Wednesday, 16 March 2011

The Great Subconscious Answer Machine

My friend and colleague Julie G. is not a quizzer. Its not a crime. Now, I could go on about the trials and tribulations of a teacher's daily life in work, but you'll be delighted to know that I won't. However it can be a stressful job, and we find that one of the small things which can help just to relieve the tension from time to time is a snatched 5 minutes during break or lunchtime to have a go at the Daily Telegraph cryptic crossword . The other day we had a quick go before registration - no joy. Break time was slightly better, but at lunchtime we flew through it in double quick time. It was then that Julie made her observation - which went something like this -
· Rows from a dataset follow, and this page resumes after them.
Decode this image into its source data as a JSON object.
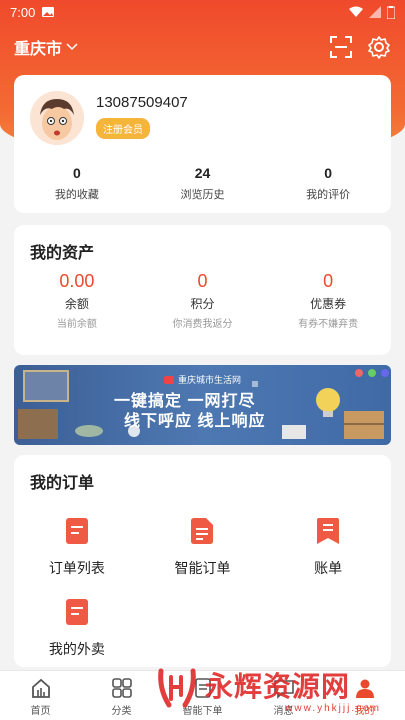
{
  "status_bar": {
    "time": "7:00"
  },
  "header": {
    "city": "重庆市"
  },
  "profile": {
    "phone": "13087509407",
    "member_badge": "注册会员",
    "stats": [
      {
        "value": "0",
        "label": "我的收藏"
      },
      {
        "value": "24",
        "label": "浏览历史"
      },
      {
        "value": "0",
        "label": "我的评价"
      }
    ]
  },
  "assets": {
    "title": "我的资产",
    "items": [
      {
        "value": "0.00",
        "label": "余额",
        "sub": "当前余额"
      },
      {
        "value": "0",
        "label": "积分",
        "sub": "你消费我返分"
      },
      {
        "value": "0",
        "label": "优惠券",
        "sub": "有券不嫌弃贵"
      }
    ]
  },
  "banner": {
    "brand": "重庆城市生活网",
    "line1": "一键搞定 一网打尽",
    "line2": "线下呼应 线上响应"
  },
  "orders": {
    "title": "我的订单",
    "items": [
      {
        "label": "订单列表",
        "icon": "order-list-icon"
      },
      {
        "label": "智能订单",
        "icon": "smart-order-icon"
      },
      {
        "label": "账单",
        "icon": "bill-icon"
      },
      {
        "label": "我的外卖",
        "icon": "takeout-icon"
      }
    ]
  },
  "tabbar": {
    "items": [
      {
        "label": "首页",
        "icon": "home-icon"
      },
      {
        "label": "分类",
        "icon": "category-icon"
      },
      {
        "label": "智能下单",
        "icon": "smart-order-icon"
      },
      {
        "label": "消息",
        "icon": "message-icon"
      },
      {
        "label": "我的",
        "icon": "user-icon"
      }
    ]
  },
  "watermark": {
    "text": "永辉资源网",
    "url": "www.yhkjjj.com"
  },
  "colors": {
    "accent": "#e94a2e",
    "header_gradient_top": "#f04a2c",
    "badge": "#f5b43a",
    "banner_bg": "#4e78b2"
  }
}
In the morning, before registration, relatively few people have already solved the puzzle throughout the country. By breaktime more people have, and by lunchtime even more. So the chances are that the answers are there to be drawn from the 'great collective subconscious ', which all of us apparently have the ability to tap into by lunchtime which makes it easier to complete the crossword at lunchtime than it is earlier in the morning.

Personally I think the fact that you're probably more awake by lunchtime than you are by registration has more to do with it, but lets put that to one side for a moment. What I do really like about the theory is that it would at least give some explanation for those answers which seem to pop into your mind fully formed out of nowhere. Case in point - last Thursday we were asked -
In which London Theatre did John Osbourne's "Look Back In Anger " have its original premier ? Immediately the answer popped out of my mouth "The Royal Court" bypassing my conscious mind completely , so it seemed. Now, OK , I guess that I must have either read it somewhere, or heard it somewhere, and just forgotten about the source of the information. But that's just too prosaic. I love the idea that all the answers are out there, floating around in the collective subconscious, just waiting to be magically tapped into.

Mind you, thinking about it, some people with no morals just use their internet phones to do the same thing anyway.

1 comment:

Quentin Vole said...

Julie's idea is called Morphic Resonance, and was first suggested by Rupert Sheldrake in 1981. An example often given is the sudden spread among British blue tits of the idea of pecking through the foil caps of milk bottles.

Serious experiments have been conducted to investigate this possibility, but (AFAIK) there's no scientific evidence to support it.